8 FOR FREEDOMS Launched by artists Hank Willis Thomas and Eric Gottesman in 2016, the antipartisan super-pac For Freedoms aims to motivate political engagement and civic dialogue through a nationwide program of exhibitions, lectures, and installations, most notably in the form of billboards. Chris Myers’s exhibition “Let the Mermaids Flirt with Me” at Fort Gansevoort, a space adjacent to, and opened concurrently with, the new For Freedoms storefront space in New York’s Meatpacking District, underscored the initiative’s global ambitions, which reach beyond provincial parties and politics—that is, far beyond the national borders of the campaign maps pinned to the walls of the super-pac’s de facto headquarters—and stretch instead across the international waters sewn into Myers’s appliqué fabric. For Freedoms opens onto a larger world history of displacement and dispossession, migration and relocation, and invites its audience to deepen their historical understanding of what it may actually mean to be American.
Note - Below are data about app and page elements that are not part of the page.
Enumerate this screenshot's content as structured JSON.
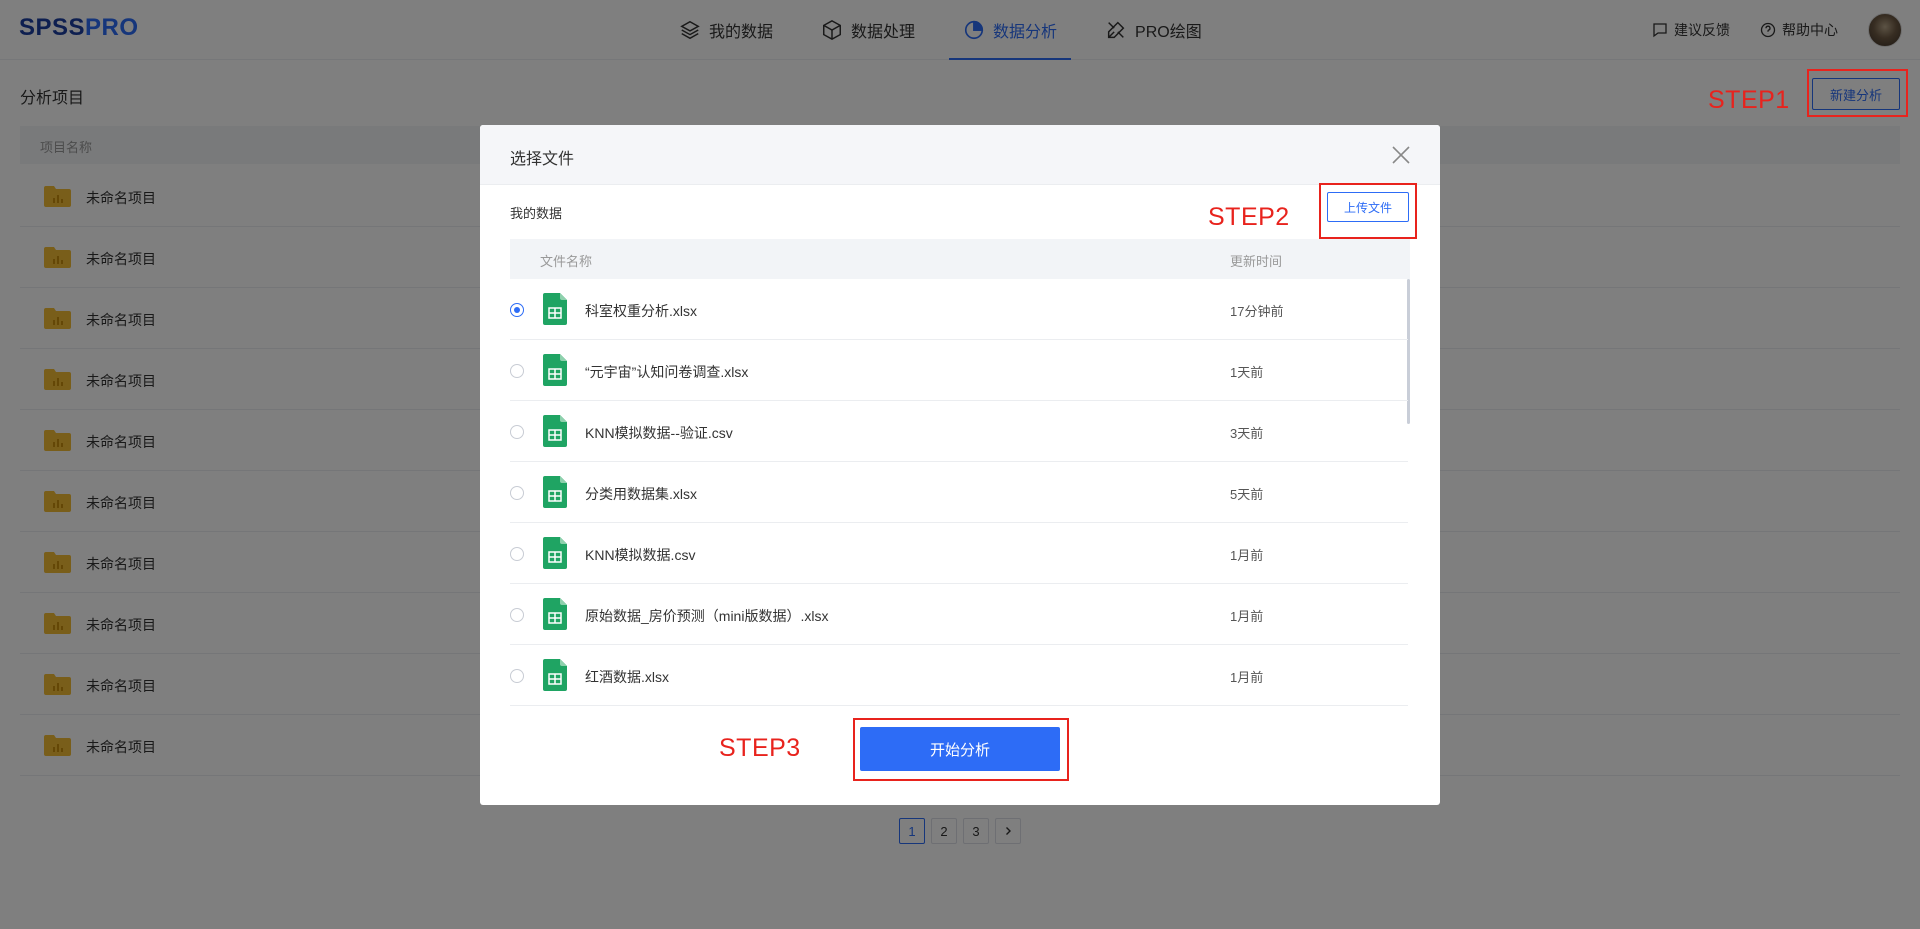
{
  "header": {
    "logo": "SPSSPRO",
    "tabs": [
      {
        "label": "我的数据",
        "icon": "layers-icon"
      },
      {
        "label": "数据处理",
        "icon": "cube-icon"
      },
      {
        "label": "数据分析",
        "icon": "pie-chart-icon",
        "active": true
      },
      {
        "label": "PRO绘图",
        "icon": "drawing-tools-icon"
      }
    ],
    "feedback": "建议反馈",
    "help": "帮助中心"
  },
  "page": {
    "title": "分析项目",
    "new_button": "新建分析",
    "column_name": "项目名称",
    "projects": [
      "未命名项目",
      "未命名项目",
      "未命名项目",
      "未命名项目",
      "未命名项目",
      "未命名项目",
      "未命名项目",
      "未命名项目",
      "未命名项目",
      "未命名项目"
    ],
    "pagination": [
      "1",
      "2",
      "3"
    ],
    "current_page": "1"
  },
  "modal": {
    "title": "选择文件",
    "section": "我的数据",
    "upload_button": "上传文件",
    "col_filename": "文件名称",
    "col_updated": "更新时间",
    "files": [
      {
        "name": "科室权重分析.xlsx",
        "time": "17分钟前",
        "selected": true
      },
      {
        "name": "“元宇宙”认知问卷调查.xlsx",
        "time": "1天前",
        "selected": false
      },
      {
        "name": "KNN模拟数据--验证.csv",
        "time": "3天前",
        "selected": false
      },
      {
        "name": "分类用数据集.xlsx",
        "time": "5天前",
        "selected": false
      },
      {
        "name": "KNN模拟数据.csv",
        "time": "1月前",
        "selected": false
      },
      {
        "name": "原始数据_房价预测（mini版数据）.xlsx",
        "time": "1月前",
        "selected": false
      },
      {
        "name": "红酒数据.xlsx",
        "time": "1月前",
        "selected": false
      }
    ],
    "start_button": "开始分析"
  },
  "annotations": {
    "step1": "STEP1",
    "step2": "STEP2",
    "step3": "STEP3",
    "color": "#e8231d"
  },
  "colors": {
    "primary": "#2d6cf6",
    "file_icon": "#1fa463"
  }
}
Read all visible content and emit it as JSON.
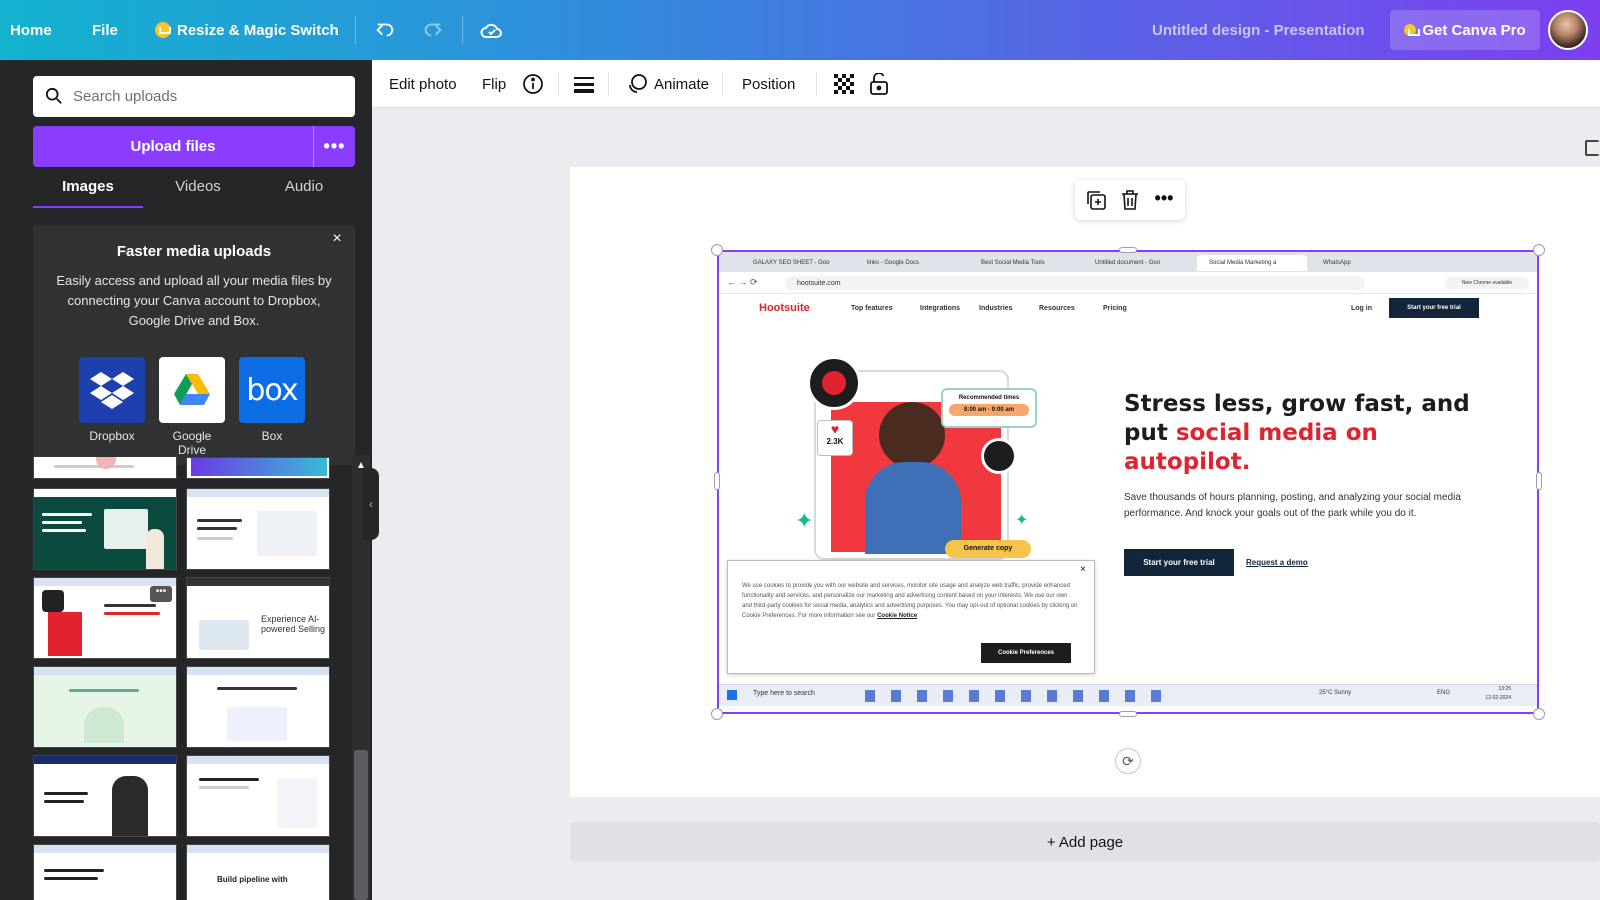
{
  "topbar": {
    "home": "Home",
    "file": "File",
    "resize": "Resize & Magic Switch",
    "title": "Untitled design - Presentation",
    "pro": "Get Canva Pro"
  },
  "sidebar": {
    "search_placeholder": "Search uploads",
    "upload_label": "Upload files",
    "tabs": [
      "Images",
      "Videos",
      "Audio"
    ],
    "promo": {
      "title": "Faster media uploads",
      "body": "Easily access and upload all your media files by connecting your Canva account to Dropbox, Google Drive and Box.",
      "services": [
        "Dropbox",
        "Google Drive",
        "Box"
      ]
    },
    "thumbs": [
      {
        "text": ""
      },
      {
        "text": ""
      },
      {
        "text": ""
      },
      {
        "text": ""
      },
      {
        "text": ""
      },
      {
        "text": "Experience AI-powered Selling"
      },
      {
        "text": ""
      },
      {
        "text": ""
      },
      {
        "text": ""
      },
      {
        "text": ""
      },
      {
        "text": ""
      },
      {
        "text": "Build pipeline with"
      }
    ]
  },
  "toolbar": {
    "edit_photo": "Edit photo",
    "flip": "Flip",
    "animate": "Animate",
    "position": "Position"
  },
  "canvas": {
    "add_page": "+ Add page"
  },
  "screenshot": {
    "tabs": [
      "GALAXY SEO SHEET - Goo",
      "links - Google Docs",
      "Best Social Media Tools",
      "Untitled document - Goo",
      "Social Media Marketing a",
      "WhatsApp"
    ],
    "url": "hootsuite.com",
    "chrome_badge": "New Chrome available",
    "brand": "Hootsuite",
    "nav": [
      "Top features",
      "Integrations",
      "Industries",
      "Resources",
      "Pricing"
    ],
    "login": "Log in",
    "trial_btn": "Start your free trial",
    "headline_a": "Stress less, grow fast, and put ",
    "headline_b": "social media on autopilot.",
    "subhead": "Save thousands of hours planning, posting, and analyzing your social media performance. And knock your goals out of the park while you do it.",
    "cta": "Start your free trial",
    "demo": "Request a demo",
    "likes": "2.3K",
    "rec_title": "Recommended times",
    "rec_time": "8:00 am - 9:00 am",
    "gen_copy": "Generate copy",
    "cookie_text": "We use cookies to provide you with our website and services, monitor site usage and analyze web traffic, provide enhanced functionality and services, and personalize our marketing and advertising content based on your interests. We use our own and third-party cookies for social media, analytics and advertising purposes. You may opt-out of optional cookies by clicking on Cookie Preferences. For more information see our",
    "cookie_link": "Cookie Notice",
    "cookie_btn": "Cookie Preferences",
    "taskbar_search": "Type here to search",
    "weather": "25°C  Sunny",
    "lang": "ENG",
    "time": "13:25",
    "date": "12-02-2024"
  },
  "colors": {
    "accent": "#8b3dff",
    "hootsuite_red": "#e0232e",
    "sidebar_bg": "#252627"
  }
}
View of “PÒTOPRENS: The Urban Artists of Port-au-Prince,” 2018, Pioneer Works, Brooklyn, NY. From top: Jean Claude Saintilus, Vyej Mari (Virgin Mary), 2015; Jean Claude Saintilus, Lapen dechose (Skinned Rabbit), 2017. Photo: Dan Bradica.

9 PÒTOPRENS: THE URBAN ARTISTS OF PORT-AU-PRINCE” (PIONEER WORKS, NEW YORK; CURATED BY LEAH GORDON AND EDOUARD DUVAL-CARRIÉ) Grand-Rue and its assemblage artists, Rivière-Froide and its sculptors, Bel Air and its vodou flag artists, Pacot and its photographers: At Pioneer Works, artists from the distinctive neighborhoods of Haiti’s capital find a space to translate their work and, in cocurators Gordon and Duval-Carrié, ideal messengers for their multiple talents and multifarious visions. As the creole title “PÒTOPRENS” suggests, the exhibition strives to speak in the artistic vernacular of Port-au-Prince, down to the re-creation of one of the city’s iconic barbershops. The complexity and indecipherability of the artists’ works—including photographs of gingerbread houses by Roberto Stephenson, Myrlande Constant’s sequined flags, and the sculptural combines by André Eugène and Frantz Jacques (aka Guyodo)—may simultaneously appeal to, and serve as protection from, an uninitiated audience.

 

10 KOCHI-MUZIRIS BIENNALE: “POSSIBILITIES FOR A NON-ALIENATED LIFE” (VARIOUS VENUES, KOCHI, INDIA; CURATED BY ANITA DUBE) I look forward to visiting “Possibilities for a Non-Alienated Life,” curated by artist Dube and opening this month. Proposing a “politics of friendship” to counteract the alienation spawned by networked culture, the biennial is already delivering on its promise. In the aftermath of the devastating floods in Kerala last August, the Kochi Biennale Foundation created the relief fund Art Rises for Kerala (ark). In a world of dematerialized life and abstract discourse, Dube’s words ring true and her actions speak volumes. 

Claire Tancons is a curator and scholar invested in the discourse and practice of the postcolonial politics of production and exhibition. She recently cocurated the Tout-Monde Festival in Miami and is currently a cocurator of Sharjah Biennial 14.